──────── STORED DATA

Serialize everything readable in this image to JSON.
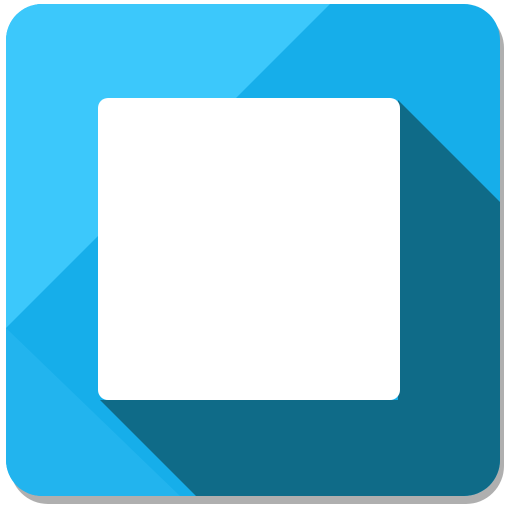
{
  "icon": {
    "name": "stop-square-icon",
    "colors": {
      "base": "#16AEEA",
      "light": "#3CC8FB",
      "shadow": "#0F6B88",
      "square": "#FFFFFF",
      "drop_shadow": "#6E6E6E"
    }
  }
}
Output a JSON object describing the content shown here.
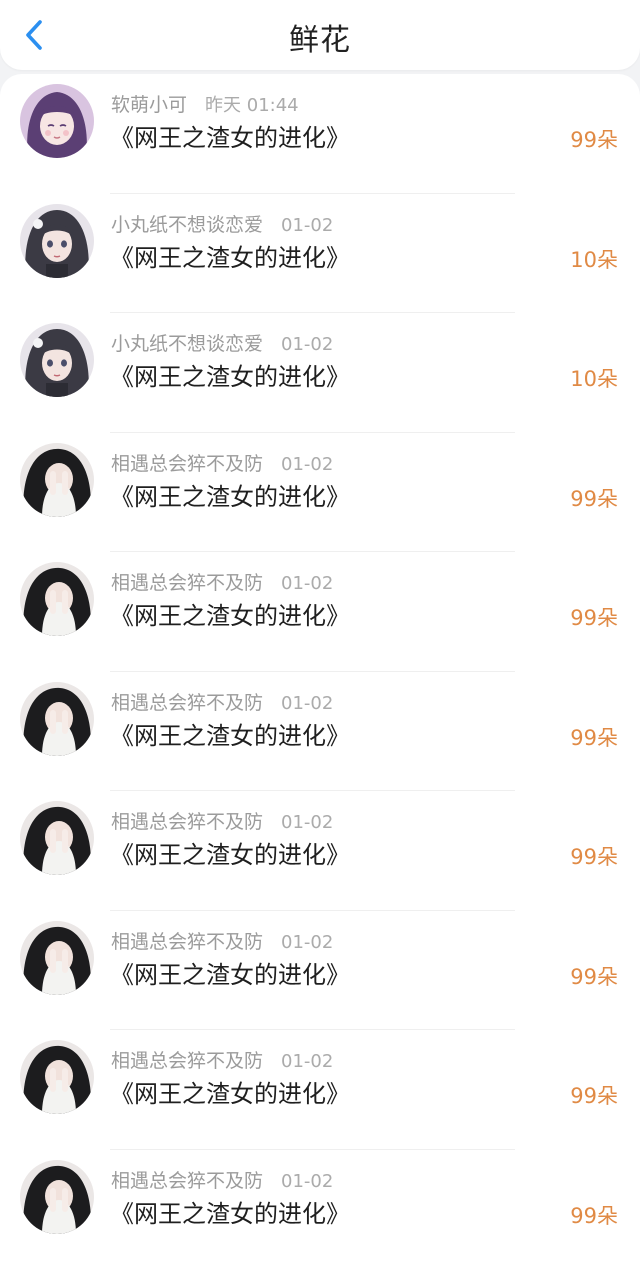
{
  "header": {
    "title": "鲜花",
    "back_icon": "chevron-left-icon"
  },
  "colors": {
    "accent_blue": "#2b8ff0",
    "amount_orange": "#e08a45",
    "meta_gray": "#9b9b9b",
    "title_text": "#1f1f1f"
  },
  "rows": [
    {
      "user": "软萌小可",
      "time": "昨天 01:44",
      "book": "《网王之渣女的进化》",
      "amount": "99朵",
      "avatar": "avatar-purple-anime-girl"
    },
    {
      "user": "小丸纸不想谈恋爱",
      "time": "01-02",
      "book": "《网王之渣女的进化》",
      "amount": "10朵",
      "avatar": "avatar-anime-girl"
    },
    {
      "user": "小丸纸不想谈恋爱",
      "time": "01-02",
      "book": "《网王之渣女的进化》",
      "amount": "10朵",
      "avatar": "avatar-anime-girl"
    },
    {
      "user": "相遇总会猝不及防",
      "time": "01-02",
      "book": "《网王之渣女的进化》",
      "amount": "99朵",
      "avatar": "avatar-hands-face-girl"
    },
    {
      "user": "相遇总会猝不及防",
      "time": "01-02",
      "book": "《网王之渣女的进化》",
      "amount": "99朵",
      "avatar": "avatar-hands-face-girl"
    },
    {
      "user": "相遇总会猝不及防",
      "time": "01-02",
      "book": "《网王之渣女的进化》",
      "amount": "99朵",
      "avatar": "avatar-hands-face-girl"
    },
    {
      "user": "相遇总会猝不及防",
      "time": "01-02",
      "book": "《网王之渣女的进化》",
      "amount": "99朵",
      "avatar": "avatar-hands-face-girl"
    },
    {
      "user": "相遇总会猝不及防",
      "time": "01-02",
      "book": "《网王之渣女的进化》",
      "amount": "99朵",
      "avatar": "avatar-hands-face-girl"
    },
    {
      "user": "相遇总会猝不及防",
      "time": "01-02",
      "book": "《网王之渣女的进化》",
      "amount": "99朵",
      "avatar": "avatar-hands-face-girl"
    },
    {
      "user": "相遇总会猝不及防",
      "time": "01-02",
      "book": "《网王之渣女的进化》",
      "amount": "99朵",
      "avatar": "avatar-hands-face-girl"
    }
  ]
}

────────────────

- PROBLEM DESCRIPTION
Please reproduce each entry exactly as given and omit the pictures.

- RESULT OF THIS EXERCISE
Serialize everything readable in this image to JSON.
{
  "icon": {
    "name": "stop-square-icon",
    "colors": {
      "base": "#16AEEA",
      "light": "#3CC8FB",
      "shadow": "#0F6B88",
      "square": "#FFFFFF",
      "drop_shadow": "#6E6E6E"
    }
  }
}
Output a JSON object describing the content shown here.
{
  "header": {
    "title": "鲜花",
    "back_icon": "chevron-left-icon"
  },
  "colors": {
    "accent_blue": "#2b8ff0",
    "amount_orange": "#e08a45",
    "meta_gray": "#9b9b9b",
    "title_text": "#1f1f1f"
  },
  "rows": [
    {
      "user": "软萌小可",
      "time": "昨天 01:44",
      "book": "《网王之渣女的进化》",
      "amount": "99朵",
      "avatar": "avatar-purple-anime-girl"
    },
    {
      "user": "小丸纸不想谈恋爱",
      "time": "01-02",
      "book": "《网王之渣女的进化》",
      "amount": "10朵",
      "avatar": "avatar-anime-girl"
    },
    {
      "user": "小丸纸不想谈恋爱",
      "time": "01-02",
      "book": "《网王之渣女的进化》",
      "amount": "10朵",
      "avatar": "avatar-anime-girl"
    },
    {
      "user": "相遇总会猝不及防",
      "time": "01-02",
      "book": "《网王之渣女的进化》",
      "amount": "99朵",
      "avatar": "avatar-hands-face-girl"
    },
    {
      "user": "相遇总会猝不及防",
      "time": "01-02",
      "book": "《网王之渣女的进化》",
      "amount": "99朵",
      "avatar": "avatar-hands-face-girl"
    },
    {
      "user": "相遇总会猝不及防",
      "time": "01-02",
      "book": "《网王之渣女的进化》",
      "amount": "99朵",
      "avatar": "avatar-hands-face-girl"
    },
    {
      "user": "相遇总会猝不及防",
      "time": "01-02",
      "book": "《网王之渣女的进化》",
      "amount": "99朵",
      "avatar": "avatar-hands-face-girl"
    },
    {
      "user": "相遇总会猝不及防",
      "time": "01-02",
      "book": "《网王之渣女的进化》",
      "amount": "99朵",
      "avatar": "avatar-hands-face-girl"
    },
    {
      "user": "相遇总会猝不及防",
      "time": "01-02",
      "book": "《网王之渣女的进化》",
      "amount": "99朵",
      "avatar": "avatar-hands-face-girl"
    },
    {
      "user": "相遇总会猝不及防",
      "time": "01-02",
      "book": "《网王之渣女的进化》",
      "amount": "99朵",
      "avatar": "avatar-hands-face-girl"
    }
  ]
}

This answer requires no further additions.